The distribution of music has evolved over time, from records, tapes, and CDs, to downloading and streaming online from computers, mobile devices, and a growing array of connected devices in the home and car. Music piracy has also evolved as those peddling and consuming infringing content adapt to new technologies. A new study from MusicWatch (a research firm that focuses on the music and entertainment industries) highlights the changing nature of music piracy and shows that while there is no “silver bullet” to combating online piracy, stakeholders involved in protecting intellectual property need to adapt their efforts to meet this evolving challenge.
The study has four main findings: music piracy is still prevalent; “streamripping” of music has emerged alongside the rise in legitimate music streaming services; music apps and app stores play an increasingly important role in music piracy; and piracy has a substantial negative impact on musicians and content owners.
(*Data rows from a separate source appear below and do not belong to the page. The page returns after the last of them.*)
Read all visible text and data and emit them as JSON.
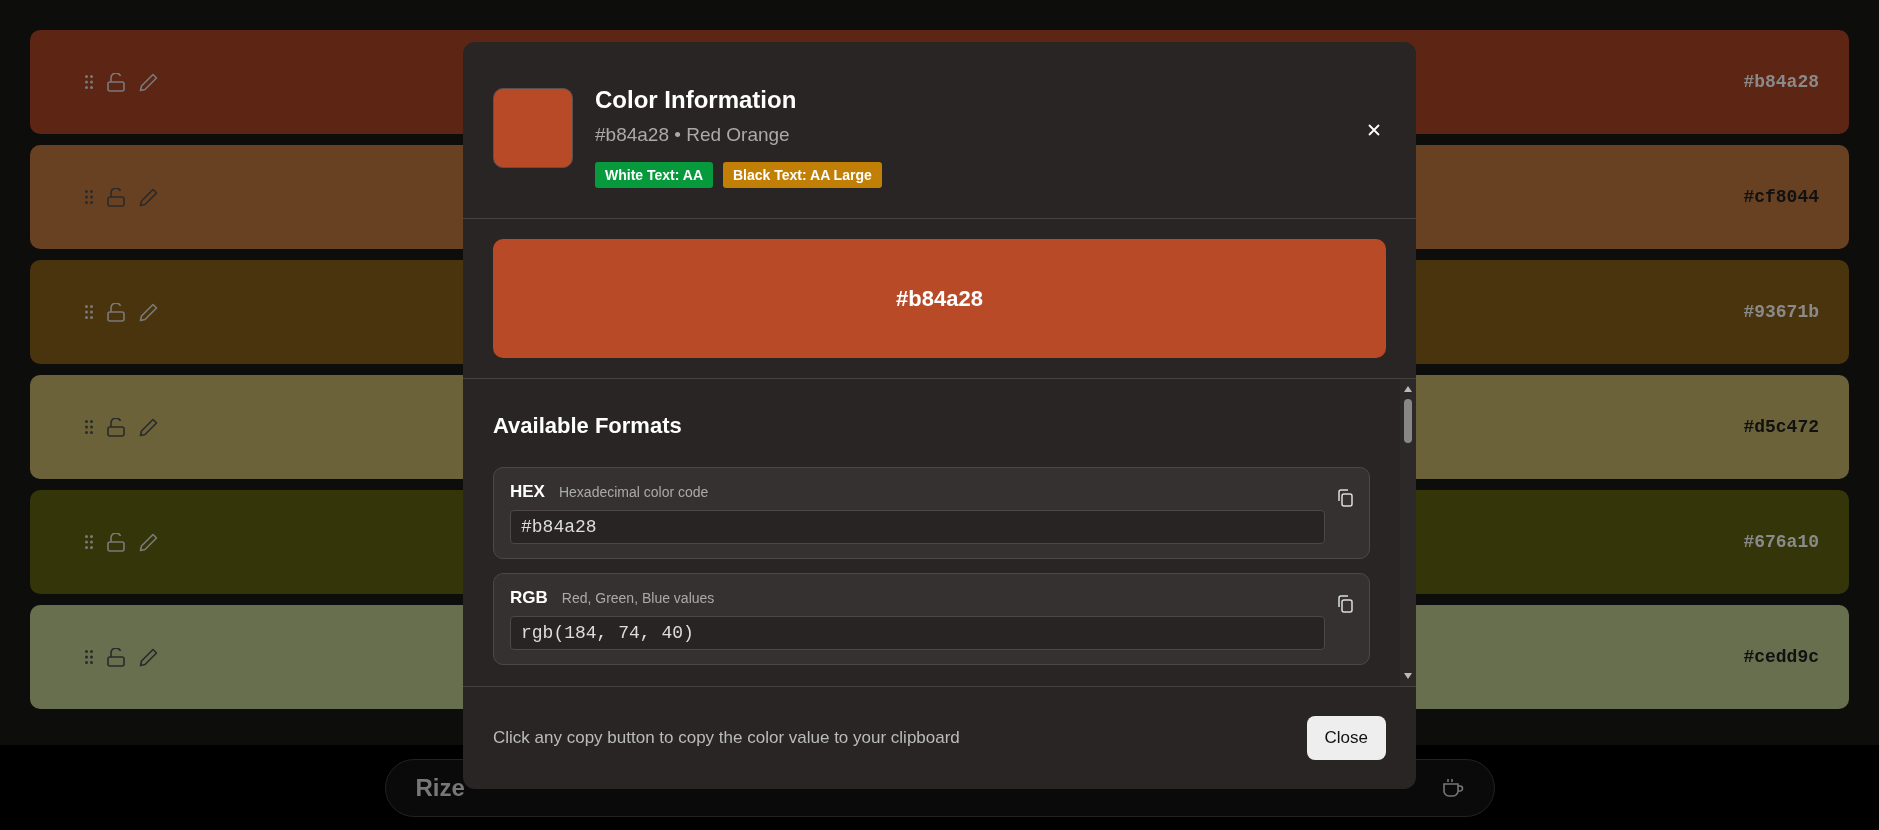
{
  "palette": [
    {
      "hex": "#b84a28",
      "color": "#5c2514"
    },
    {
      "hex": "#cf8044",
      "color": "#684022"
    },
    {
      "hex": "#93671b",
      "color": "#4a340e"
    },
    {
      "hex": "#d5c472",
      "color": "#6b6239"
    },
    {
      "hex": "#676a10",
      "color": "#343508"
    },
    {
      "hex": "#cedd9c",
      "color": "#676f4e"
    }
  ],
  "bottom_bar": {
    "brand": "Rize"
  },
  "modal": {
    "title": "Color Information",
    "subtitle": "#b84a28 • Red Orange",
    "swatch": {
      "color": "#b84a28"
    },
    "badges": [
      {
        "label": "White Text: AA",
        "color": "#079a3c"
      },
      {
        "label": "Black Text: AA Large",
        "color": "#c27f05"
      }
    ],
    "preview": {
      "label": "#b84a28",
      "color": "#b84a28"
    },
    "section_title": "Available Formats",
    "formats": [
      {
        "name": "HEX",
        "description": "Hexadecimal color code",
        "value": "#b84a28"
      },
      {
        "name": "RGB",
        "description": "Red, Green, Blue values",
        "value": "rgb(184, 74, 40)"
      }
    ],
    "footer_text": "Click any copy button to copy the color value to your clipboard",
    "close_label": "Close"
  }
}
First, the MusicWatch study shows that music piracy is still rampant, with an estimated 57 million Americans engaged in some form of illegal online downloading or streaming of music. In December 2015, the study surveyed 1,000 U.S. respondents aged 13-50 who were pre-screened for use of one of seven unlicensed forms of online illegal music access, such as peer-to-peer file sharing, streamripping, and access through mobile apps.
Second, the study shows how piracy is shifting with changes in technology and consumer preferences. The rise in many legitimate streaming services, such as Spotify, has been matched by a corresponding rise in streamripping—programs that allow the copying of audio or video from streaming sources, which are readily available on the Internet. Opponents of online copyright protection have long tried to justify piracy by arguing that content owners have failed to provide consumers with attractive, reasonably priced legal alternatives. But legal options abound. There are more than 400 licensed music services around the world, with a vast collection of over 43 million tracks. Yet, the number of people streamripping increased 50 percent between the end of 2013 and early 2015. The report estimates that this puts streamripping nearly on par with the number of people illegally downloading files through peer-to-peer networks, which has long been a leading target for more online enforcement.
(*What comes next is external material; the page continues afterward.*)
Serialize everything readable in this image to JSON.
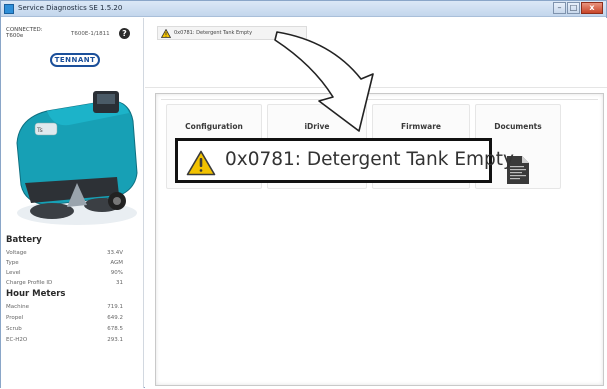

Third, the rise of mobile apps has also led to an increase in piracy on mobile devices. The study found that people trust the legitimacy of the products and services offered in app stores—if it’s on iTunes or the PlayStore it must be legit, right? The majority of people surveyed assumed that the music app they download from an app store was accessing legal music content, which is not necessarily the case. Mobile piracy apps often are highly downloaded. In 2014, Music Maniac had been downloaded more than 10 million times and afforded free access to all top 10 songs on the Billboard’s Hot 100 list. This highlights the public awareness and enforcement challenges of piracy’s new business model and how app store owners are another stakeholder that need to be included in discussions on how to better fight copyright infringement in all its forms.
Fourth, the study highlights the economic impact of piracy for musicians and content owners. The study shows that people who pirate music still buy legitimate music at a greater rate than the average person who doesn’t pirate music ($33 vs. $19 per capita) largely because they are more likely to be a music fan, but less than the amount the average music buyer spends ($45 per capita). As ITIF work has already shown, there is a growing body of research and analysis that shows that piracy has a measurable, negative impact on content creation and profits.
Governments have an important role to play in protecting property rights, whether it is the right of a homeowner to not have their house burgled or the right of a copyright holders to not have their work consumed without permission. You can’t have innovation without the protection of ideas. The MusicWatch study shows that the focus for online enforcement needs to change with the times and that it needs to consider the implications of mobile apps and streaming technology. As ITIF has long argued, such as in Steal These Policies: Strategies for Reducing Digital Piracy, the government should support anti-piracy innovation, including the development of new technical means to combat infringement, as well as support voluntary agreements between different private-sector stakeholders.